That development eventually leads to a chase back to the scene of the crime in Kimble’s Indiana hometown, and the good doctor is eventually exonerated following a dramatic Western-style showdown filmed in the former Pacific Park at the Santa Monica Pier.

Actress Diane Baker still remembers her role as a young paralegal who discovers Gerard’s ruse and saves Kimble from turning himself in before the new witness can be identified.

“I loved the idea of me getting to come into a series at the end and that it would be so special,” said Baker, who is currently executive director of the acting school at San Francisco’s Academy of Art University. “It was always a joy to work with an instinctive actor, and that’s what David was.”

Baker was out of the country when Part 2 of “The Judgment” aired. But she learned quickly of its impact while in Madrid for the filming of “Krakatoa: East of Java” with Maximilian Schell. Spanish journalists besieged her at the location shouting, “El fugitivo! El fugitivo!”

“The day the running stopped,” as the show’s omniscient narrator William Conrad described it, had become world news.

Part 2 of “The Judgment” was seen in 72% of the homes using television on the night it aired against scant competition on CBS and NBC. The audience size remained a Nielsen record until Nov. 1980, when it was topped by the “Who Shot J.R.?” episode of “Dallas.”


In the pre-Internet era of 1967, there was no online obsessing or major spoilers revealed about the ending. Janssen was known for joking that “The Fugitive” would conclude with Kimble relaxing on a desert island and removing a prosthetic arm, showing that he had murdered Helen. (“I killed her, Joey — she talked too much,” Janssen cracked to ABC late-night talk show host Joey Bishop.)

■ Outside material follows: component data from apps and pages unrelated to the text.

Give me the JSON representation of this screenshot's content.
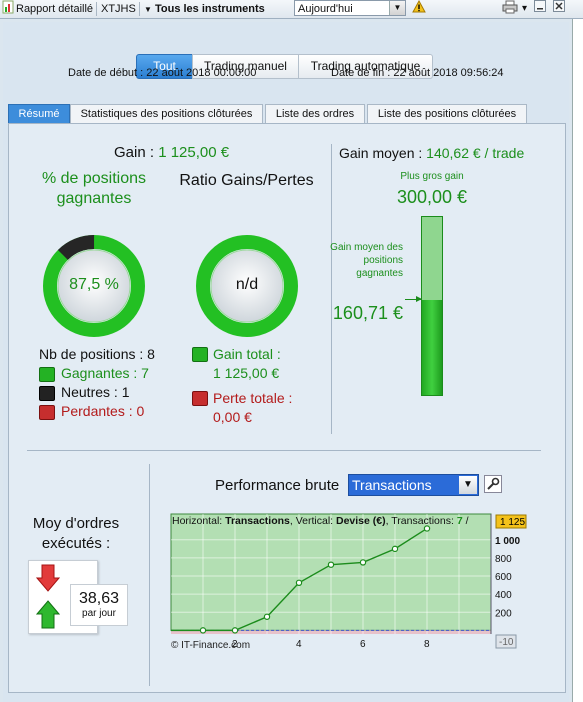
{
  "toolbar": {
    "report_label": "Rapport détaillé",
    "account_label": "XTJHS",
    "instruments_label": "Tous les instruments",
    "period_value": "Aujourd'hui"
  },
  "filter": {
    "buttons": [
      "Tout",
      "Trading manuel",
      "Trading automatique"
    ],
    "start_label": "Date de début :",
    "start_value": "22 août 2018 00:00:00",
    "end_label": "Date de fin :",
    "end_value": "22 août 2018 09:56:24"
  },
  "tabs": [
    "Résumé",
    "Statistiques des positions clôturées",
    "Liste des ordres",
    "Liste des positions clôturées"
  ],
  "summary": {
    "gain_label": "Gain :",
    "gain_value": "1 125,00 €",
    "pct_title": "% de positions gagnantes",
    "pct_value": "87,5 %",
    "win_fraction": 0.875,
    "ratio_title": "Ratio Gains/Pertes",
    "ratio_value": "n/d",
    "nb_positions": "Nb de positions : 8",
    "gagnantes": "Gagnantes : 7",
    "neutres": "Neutres : 1",
    "perdantes": "Perdantes : 0",
    "gain_total_label": "Gain total :",
    "gain_total_value": "1 125,00 €",
    "perte_totale_label": "Perte totale :",
    "perte_totale_value": "0,00 €",
    "gain_moyen_label": "Gain moyen :",
    "gain_moyen_value": "140,62 € / trade",
    "plus_gros_label": "Plus gros gain",
    "plus_gros_value": "300,00 €",
    "gain_moyen_pos_label": "Gain moyen des positions gagnantes",
    "gain_moyen_pos_value": "160,71 €",
    "bar_fraction": 0.5357
  },
  "orders": {
    "title": "Moy d'ordres exécutés :",
    "value": "38,63",
    "unit": "par jour"
  },
  "perf": {
    "title": "Performance brute",
    "select_value": "Transactions",
    "caption_prefix": "Horizontal: ",
    "caption_h": "Transactions",
    "caption_mid": ", Vertical: ",
    "caption_v": "Devise (€)",
    "caption_suffix": ", Transactions: ",
    "caption_count": "7",
    "caption_tail": " / ",
    "current_tag": "1 125",
    "low_tag": "-10",
    "watermark": "© IT-Finance.com"
  },
  "chart_data": {
    "type": "line",
    "x": [
      0,
      1,
      2,
      3,
      4,
      5,
      6,
      7,
      8
    ],
    "values": [
      0,
      0,
      0,
      150,
      525,
      725,
      750,
      900,
      1125
    ],
    "xticks": [
      "2",
      "4",
      "6",
      "8"
    ],
    "yticks": [
      "1 000",
      "800",
      "600",
      "400",
      "200"
    ],
    "xlim": [
      0,
      10
    ],
    "ylim": [
      -40,
      1130
    ],
    "colors": {
      "line": "#1c8c1c",
      "area": "#b3dfb3",
      "neg": "#e7c2cb"
    }
  }
}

The actual reveal was kept under wraps under Martin’s orders. ABC did not provide advance screening of the finale for TV critics.

“The media didn’t understand how important it was to the viewers,” said Goldberg. “Had they realized it was going to be this enormous of an event, I think they would have done a better job of finding out what the ending was going to be.”

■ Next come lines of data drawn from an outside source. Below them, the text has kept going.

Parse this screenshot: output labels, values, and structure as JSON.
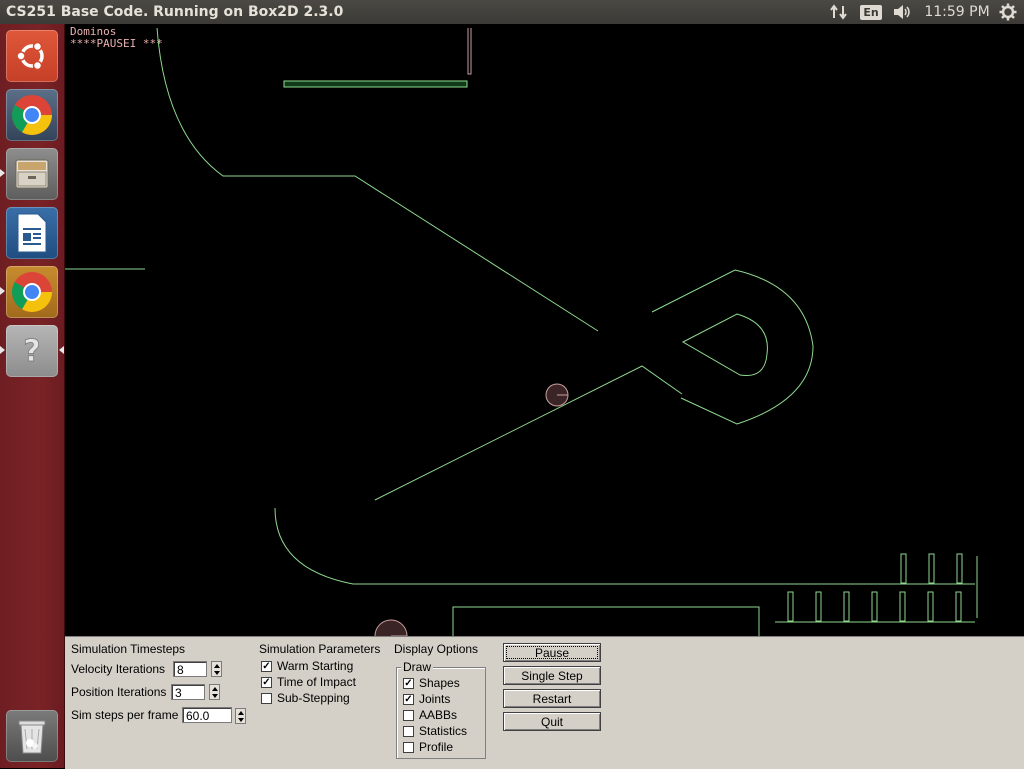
{
  "topbar": {
    "window_title": "CS251 Base Code. Running on Box2D 2.3.0",
    "keyboard_layout": "En",
    "clock": "11:59 PM"
  },
  "launcher": {
    "items": [
      {
        "name": "Dash Home",
        "icon": "ubuntu-logo-icon"
      },
      {
        "name": "Chromium",
        "icon": "chrome-icon"
      },
      {
        "name": "Files",
        "icon": "file-cabinet-icon"
      },
      {
        "name": "LibreOffice Writer",
        "icon": "document-icon"
      },
      {
        "name": "Chrome",
        "icon": "chrome-icon"
      },
      {
        "name": "Unknown Application",
        "icon": "question-mark-icon"
      },
      {
        "name": "Trash",
        "icon": "trash-icon"
      }
    ]
  },
  "canvas": {
    "title": "Dominos",
    "status": "****PAUSEI ***",
    "colors": {
      "shape": "#8fd98f",
      "platform_fill": "#0f3a1a",
      "ball": "#c9a0a0"
    }
  },
  "panel": {
    "timesteps": {
      "title": "Simulation Timesteps",
      "velocity_label": "Velocity Iterations",
      "velocity_value": "8",
      "position_label": "Position Iterations",
      "position_value": "3",
      "hz_label": "Sim steps per frame",
      "hz_value": "60.0"
    },
    "parameters": {
      "title": "Simulation Parameters",
      "warm_starting": {
        "label": "Warm Starting",
        "checked": true
      },
      "time_of_impact": {
        "label": "Time of Impact",
        "checked": true
      },
      "sub_stepping": {
        "label": "Sub-Stepping",
        "checked": false
      }
    },
    "display": {
      "title": "Display Options",
      "group": "Draw",
      "shapes": {
        "label": "Shapes",
        "checked": true
      },
      "joints": {
        "label": "Joints",
        "checked": true
      },
      "aabbs": {
        "label": "AABBs",
        "checked": false
      },
      "statistics": {
        "label": "Statistics",
        "checked": false
      },
      "profile": {
        "label": "Profile",
        "checked": false
      }
    },
    "buttons": {
      "pause": "Pause",
      "single_step": "Single Step",
      "restart": "Restart",
      "quit": "Quit"
    }
  }
}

Some journalists were not impressed.

“Hardly worth waiting four years for,” Variety wrote in its critique. New York Post TV columnist Bob Williams quaintly described ABC as “greedy” for holding the episodes until the summer repeats had finished. But the staggering Nielsen ratings validated the network’s decision.

Fears that the climax would doom the aftermarket for “The Fugitive” proved unrealized. Reruns of the series remained popular through the decades that followed on such stations as KDOC in Los Angeles and A&E, which aired the series in the 1990s. The series currently runs on the pop culture history network Decades, which is airing both parts of “The Judgment” on Tuesday at 7 a.m. and midnight (Pacific).

The popularity of “The Judgment” meant that hit TV shows were no longer destined to fade away quietly. Series finales became pop culture celebrations. The final episode of the beloved sitcom “MASH” was watched by 106 million viewers on Feb. 28, 1983, a record that stood for 27 years, until Super Bowl XLIV surpassed it in 2010. NBC turned its send-offs of “Cheers,” “Seinfeld” and “Friends” into two-hour events, scoring massive audiences.


Like everything in the current TV landscape where viewers have myriad program choices, series finales are not as big as they used to be.

“The ‘Must See TV’ comedies were still extremely popular when they ended,” said Preston Beckman, an NBC executive in the 1990s who is now a consultant. “What’s happened over the last few years is that networks hold on to shows two or three years longer than they should.”

But when ongoing TV sagas such as “The Walking Dead” and “Game of Thrones” are finally resolved, fans in large numbers will be seeking satisfaction and debates will rage (Cue up the ongoing furor over the conclusion of “Lost.”)

As “The Fugitive” first proved 50 years ago, people care.

Twitter: @SteveBattaglio